And leaving us with something we can use is surely what Baldwin achieved, a fact demonstrated powerfully in these last months with Black Lives Matter and as issues of racial iniquities have been put under the microscope. Baldwin’s thinking and words have helped us articulate and make sense of what is happening. We have seen his words on protest banners all over the world and old videos of his speeches and interviews go viral.

But crucially for MeWe, his brilliance, and one of the greatest gifts bestowed by him, is his insistence on complexity over easy over-simplification. He teaches us how to take risks; to be courageous in grappling with ambiguity; to give space for people to speak the ‘unspeakable’ and encourages us to resist the seduction of easy slogans. As Carl Phillips, Baldwin scholar, professor of English at Yale and author says about Baldwin, “The fact that he managed to achieve what he did – to keep publishing, to keep writing, to keep speaking, to not [succumb] to the pressure to become just a vocal spokesperson and a hip echo chamber for the most popular position of the day, is a remarkable achievement.”
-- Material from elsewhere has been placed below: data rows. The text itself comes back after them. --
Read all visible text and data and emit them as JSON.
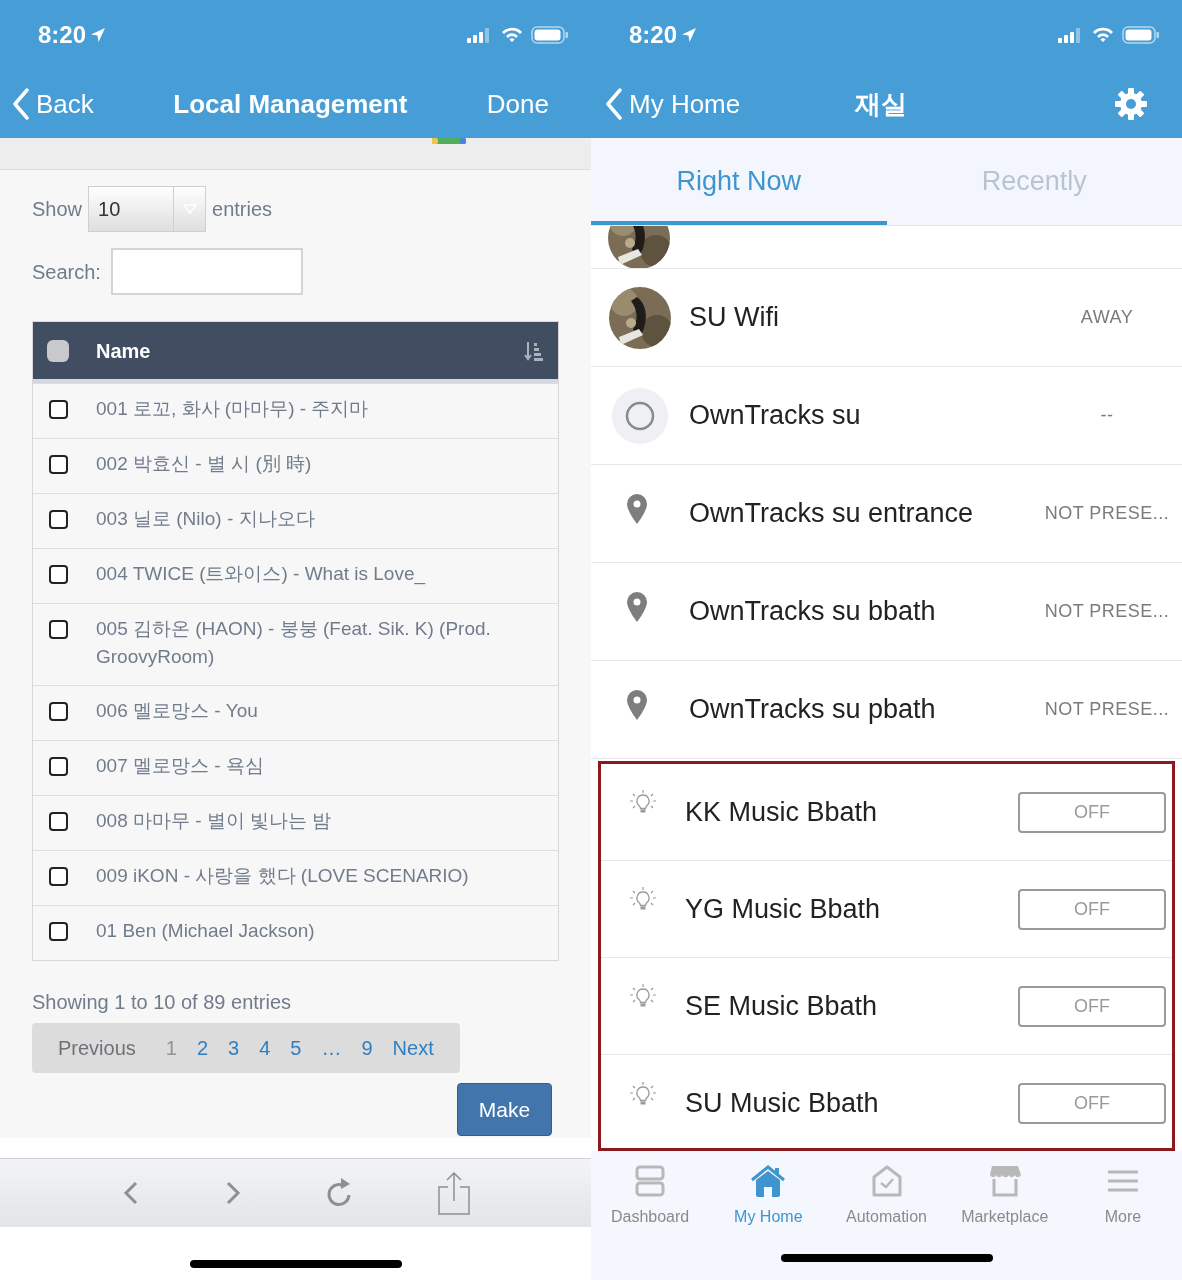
{
  "left": {
    "status_bar": {
      "time": "8:20"
    },
    "nav": {
      "back": "Back",
      "title": "Local Management",
      "action": "Done"
    },
    "length": {
      "before": "Show",
      "value": "10",
      "after": "entries"
    },
    "search": {
      "label": "Search:"
    },
    "table": {
      "header": "Name",
      "header_checked": false,
      "rows": [
        {
          "text": "001 로꼬, 화사 (마마무) - 주지마",
          "checked": false
        },
        {
          "text": "002 박효신 - 별 시 (別 時)",
          "checked": false
        },
        {
          "text": "003 닐로 (Nilo) - 지나오다",
          "checked": false
        },
        {
          "text": "004 TWICE (트와이스) - What is Love_",
          "checked": false
        },
        {
          "text": "005 김하온 (HAON) - 붕붕 (Feat. Sik. K) (Prod. GroovyRoom)",
          "checked": false
        },
        {
          "text": "006 멜로망스 - You",
          "checked": false
        },
        {
          "text": "007 멜로망스 - 욕심",
          "checked": false
        },
        {
          "text": "008 마마무 - 별이 빛나는 밤",
          "checked": false
        },
        {
          "text": "009 iKON - 사랑을 했다 (LOVE SCENARIO)",
          "checked": false
        },
        {
          "text": "01 Ben (Michael Jackson)",
          "checked": false
        }
      ]
    },
    "info": "Showing 1 to 10 of 89 entries",
    "pagination": [
      {
        "label": "Previous",
        "selected": false,
        "disabled": true
      },
      {
        "label": "1",
        "selected": true,
        "disabled": false
      },
      {
        "label": "2",
        "selected": false,
        "disabled": false
      },
      {
        "label": "3",
        "selected": false,
        "disabled": false
      },
      {
        "label": "4",
        "selected": false,
        "disabled": false
      },
      {
        "label": "5",
        "selected": false,
        "disabled": false
      },
      {
        "label": "…",
        "selected": false,
        "disabled": false
      },
      {
        "label": "9",
        "selected": false,
        "disabled": false
      },
      {
        "label": "Next",
        "selected": false,
        "disabled": false
      }
    ],
    "make_button": "Make"
  },
  "right": {
    "status_bar": {
      "time": "8:20"
    },
    "nav": {
      "back": "My Home",
      "title": "재실"
    },
    "tabs": [
      {
        "label": "Right Now",
        "selected": true
      },
      {
        "label": "Recently",
        "selected": false
      }
    ],
    "presence": [
      {
        "kind": "avatar",
        "name": "SU Wifi",
        "status": "AWAY"
      },
      {
        "kind": "circle",
        "name": "OwnTracks su",
        "status": "--"
      },
      {
        "kind": "pin",
        "name": "OwnTracks su entrance",
        "status": "NOT PRESE..."
      },
      {
        "kind": "pin",
        "name": "OwnTracks su bbath",
        "status": "NOT PRESE..."
      },
      {
        "kind": "pin",
        "name": "OwnTracks su pbath",
        "status": "NOT PRESE..."
      }
    ],
    "switches": [
      {
        "name": "KK Music Bbath",
        "state": "OFF"
      },
      {
        "name": "YG Music Bbath",
        "state": "OFF"
      },
      {
        "name": "SE Music Bbath",
        "state": "OFF"
      },
      {
        "name": "SU Music Bbath",
        "state": "OFF"
      }
    ],
    "tab_bar": [
      {
        "kind": "dashboard",
        "label": "Dashboard",
        "selected": false
      },
      {
        "kind": "home",
        "label": "My Home",
        "selected": true
      },
      {
        "kind": "automation",
        "label": "Automation",
        "selected": false
      },
      {
        "kind": "marketplace",
        "label": "Marketplace",
        "selected": false
      },
      {
        "kind": "more",
        "label": "More",
        "selected": false
      }
    ]
  }
}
Further reading:

Work by James Baldwin


  • James Baldwin: Collected Essays edited by Toni Morrison


  • Go Tell It On The Mountain
  • Giovanni’s Room
  • Another Country
  • If Beale Street Could Talk

Work inspired by/about James Baldwin


July 2020: Michaela Coel

This July, we have the pleasure to nominate MICHAELA COEL actress, writer, director & PRODUCER of I MAY DESTROY YOU.

We love Michaela Coel.
Not just a fierce writing, acting and directing talent, who is ambitious and radical, but someone who is pushing boundaries on all fronts….
In her MacTaggart Lecture (in 2018, she was the first Black woman in the 42 year history of the event to give the lecture) she called out the TV industry on its racism and sexism.
More than that, Michaela has continually fought to have a seat at the table and is winning. She had the courage and savvy to hold firm and refuse a deal with a streaming giant that would have left her with no IP rights. With the same project ‘I May Destroy You’ she struck a deal with the BBC and has used her position as executive producer to ensure Black representation, in its fullest sense, both off and on the screen.
Michaela Coel is truly leading the way….
If you haven’t already, catch ‘I May Destroy You’ on BBC iplayer.
You can find recent articles and interviews with Michaela in GQ magazine and Vulture.